Do I need permission from the other parent to relocate with my children?
In many countries you need permission from the other parent if that parent also has parental authority. If you have sole parental authority, it can still be wise to ask for permission, to avoid court procedures started by the other parent to prevent the relocation.
How do I avoid disputes about the move and the new visitation arrangement?
You can draft an international parenting plan prior to the move about such things as visitation arrangements, consultation and sharing of information. When drafting a parenting plan, you can also take into account any changes in circumstances in the future in advance.
What can I do if the other parent refuses to consult or negotiate with me?
You can draft a parenting plan yourself and submit it to the other parent and seek his or her consent. You can also ask the court to make a court order on the main issues in the parenting plan.
What are the advantages of writing a parenting plan together?
In most countries, the court can only ratify a parenting plan if it is signed by both parents. In that case, the agreements on various topics can be set out exactly as desired and ratified by the court. If there is no agreement on a parenting plan, the court can only tie the knot on a number of issues.

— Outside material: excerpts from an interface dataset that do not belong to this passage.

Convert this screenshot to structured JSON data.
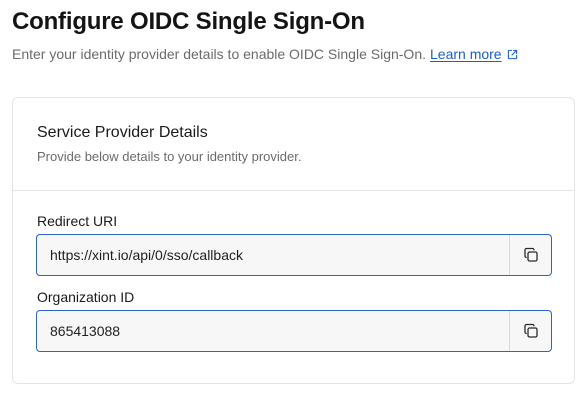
{
  "header": {
    "title": "Configure OIDC Single Sign-On",
    "subtitle": "Enter your identity provider details to enable OIDC Single Sign-On.",
    "learn_more": "Learn more"
  },
  "card": {
    "title": "Service Provider Details",
    "description": "Provide below details to your identity provider.",
    "fields": [
      {
        "label": "Redirect URI",
        "value": "https://xint.io/api/0/sso/callback",
        "action_icon": "copy-icon"
      },
      {
        "label": "Organization ID",
        "value": "865413088",
        "action_icon": "copy-icon"
      }
    ]
  },
  "colors": {
    "link": "#1d5fc9",
    "field_border": "#2f63c6",
    "field_bg": "#f7f7f7"
  }
}
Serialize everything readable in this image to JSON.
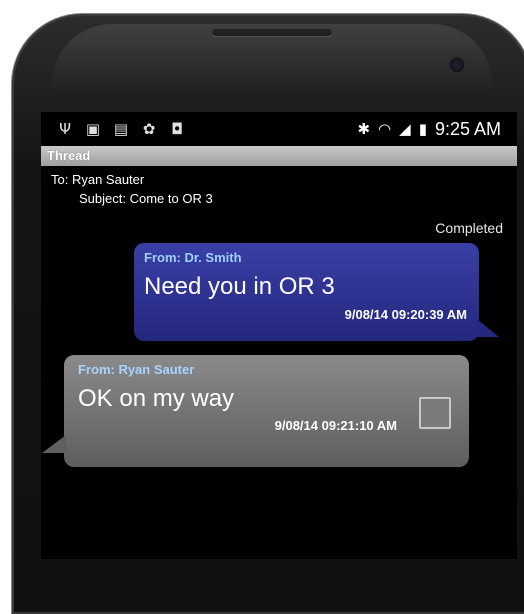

Such a court decision is much less detailed than a jointly drafted parenting plan and is often less future-proof.
What is a good international visitation arrangement?
A good international contact arrangement takes into account: the distance, travel time and costs, the school vacations, the existing division of care responsibilities, the school vacations and contact arrangements of (half) sisters and brothers, the age of the child and other relevant circumstances and the possibilities of maintaining contact at a distance by means of video calls, for example.